──────── Data provided ────────

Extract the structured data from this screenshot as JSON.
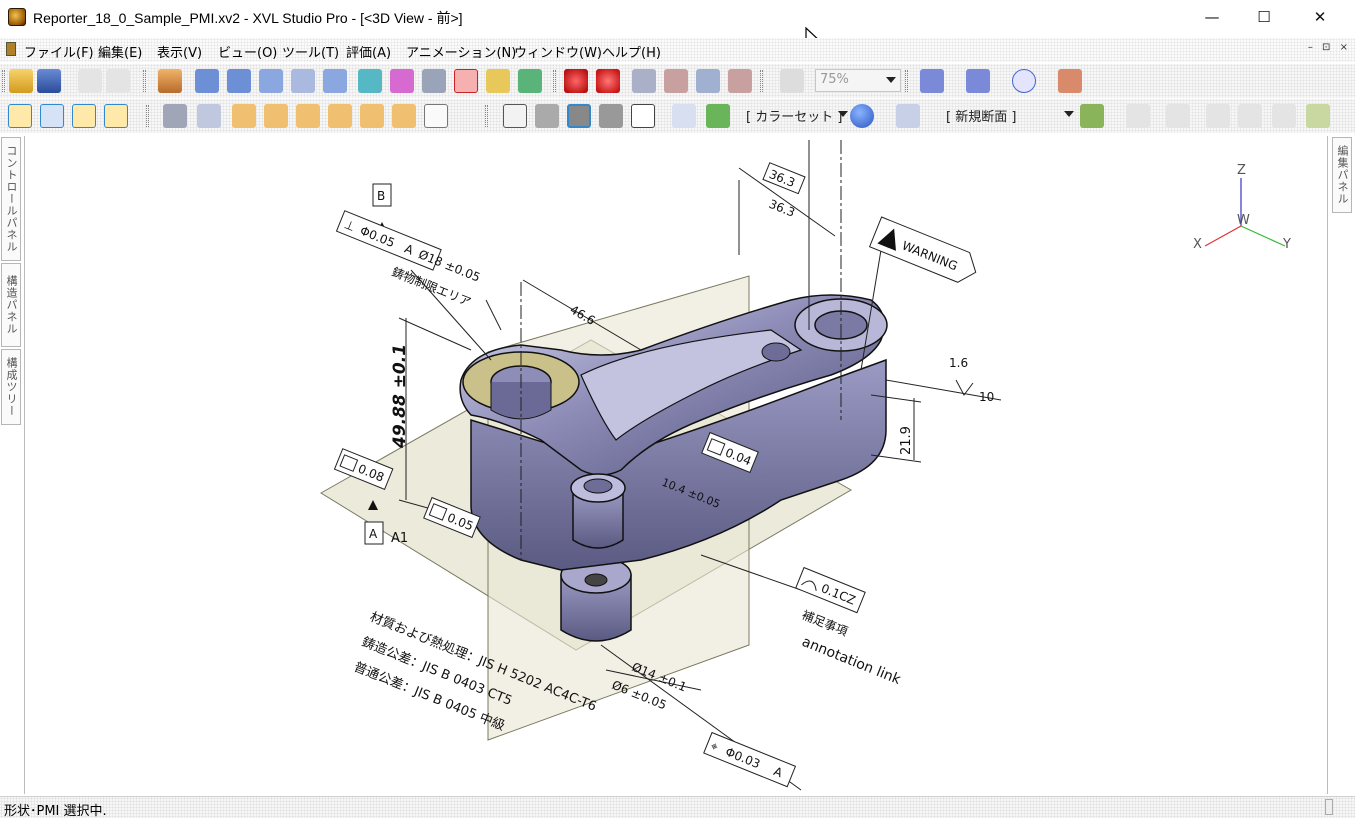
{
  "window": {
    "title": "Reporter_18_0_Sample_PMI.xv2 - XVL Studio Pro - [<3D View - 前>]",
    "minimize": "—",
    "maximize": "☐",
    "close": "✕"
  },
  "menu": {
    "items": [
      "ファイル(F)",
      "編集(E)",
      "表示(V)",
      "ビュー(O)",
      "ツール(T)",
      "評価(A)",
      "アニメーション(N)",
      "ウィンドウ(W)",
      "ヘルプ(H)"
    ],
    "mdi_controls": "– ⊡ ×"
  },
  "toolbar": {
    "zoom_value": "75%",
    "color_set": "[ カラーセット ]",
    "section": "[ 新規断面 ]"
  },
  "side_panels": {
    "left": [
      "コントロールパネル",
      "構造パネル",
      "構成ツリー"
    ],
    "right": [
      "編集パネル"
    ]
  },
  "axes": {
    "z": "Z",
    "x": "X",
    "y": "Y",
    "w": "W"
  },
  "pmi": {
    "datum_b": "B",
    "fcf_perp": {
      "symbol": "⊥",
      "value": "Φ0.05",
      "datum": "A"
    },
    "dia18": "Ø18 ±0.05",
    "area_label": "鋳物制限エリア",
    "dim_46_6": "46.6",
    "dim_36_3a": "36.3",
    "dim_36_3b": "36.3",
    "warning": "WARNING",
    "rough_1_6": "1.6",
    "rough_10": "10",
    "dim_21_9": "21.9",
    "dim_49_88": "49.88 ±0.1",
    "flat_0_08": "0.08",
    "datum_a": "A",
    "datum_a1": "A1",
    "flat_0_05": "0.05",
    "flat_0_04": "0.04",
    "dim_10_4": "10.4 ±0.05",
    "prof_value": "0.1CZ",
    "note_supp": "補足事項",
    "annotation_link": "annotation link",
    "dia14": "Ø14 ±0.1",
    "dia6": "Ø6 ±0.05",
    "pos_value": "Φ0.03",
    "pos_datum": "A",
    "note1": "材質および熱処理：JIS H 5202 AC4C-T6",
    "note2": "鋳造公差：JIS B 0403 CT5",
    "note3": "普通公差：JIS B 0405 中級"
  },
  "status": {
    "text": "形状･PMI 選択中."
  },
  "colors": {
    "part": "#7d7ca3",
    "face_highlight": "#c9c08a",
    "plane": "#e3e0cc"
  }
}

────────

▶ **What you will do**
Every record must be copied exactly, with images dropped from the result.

▶ **Answer section**
Extract the structured data from this screenshot as JSON.
{
  "window": {
    "title": "Reporter_18_0_Sample_PMI.xv2 - XVL Studio Pro - [<3D View - 前>]",
    "minimize": "—",
    "maximize": "☐",
    "close": "✕"
  },
  "menu": {
    "items": [
      "ファイル(F)",
      "編集(E)",
      "表示(V)",
      "ビュー(O)",
      "ツール(T)",
      "評価(A)",
      "アニメーション(N)",
      "ウィンドウ(W)",
      "ヘルプ(H)"
    ],
    "mdi_controls": "– ⊡ ×"
  },
  "toolbar": {
    "zoom_value": "75%",
    "color_set": "[ カラーセット ]",
    "section": "[ 新規断面 ]"
  },
  "side_panels": {
    "left": [
      "コントロールパネル",
      "構造パネル",
      "構成ツリー"
    ],
    "right": [
      "編集パネル"
    ]
  },
  "axes": {
    "z": "Z",
    "x": "X",
    "y": "Y",
    "w": "W"
  },
  "pmi": {
    "datum_b": "B",
    "fcf_perp": {
      "symbol": "⊥",
      "value": "Φ0.05",
      "datum": "A"
    },
    "dia18": "Ø18 ±0.05",
    "area_label": "鋳物制限エリア",
    "dim_46_6": "46.6",
    "dim_36_3a": "36.3",
    "dim_36_3b": "36.3",
    "warning": "WARNING",
    "rough_1_6": "1.6",
    "rough_10": "10",
    "dim_21_9": "21.9",
    "dim_49_88": "49.88 ±0.1",
    "flat_0_08": "0.08",
    "datum_a": "A",
    "datum_a1": "A1",
    "flat_0_05": "0.05",
    "flat_0_04": "0.04",
    "dim_10_4": "10.4 ±0.05",
    "prof_value": "0.1CZ",
    "note_supp": "補足事項",
    "annotation_link": "annotation link",
    "dia14": "Ø14 ±0.1",
    "dia6": "Ø6 ±0.05",
    "pos_value": "Φ0.03",
    "pos_datum": "A",
    "note1": "材質および熱処理：JIS H 5202 AC4C-T6",
    "note2": "鋳造公差：JIS B 0403 CT5",
    "note3": "普通公差：JIS B 0405 中級"
  },
  "status": {
    "text": "形状･PMI 選択中."
  },
  "colors": {
    "part": "#7d7ca3",
    "face_highlight": "#c9c08a",
    "plane": "#e3e0cc"
  }
}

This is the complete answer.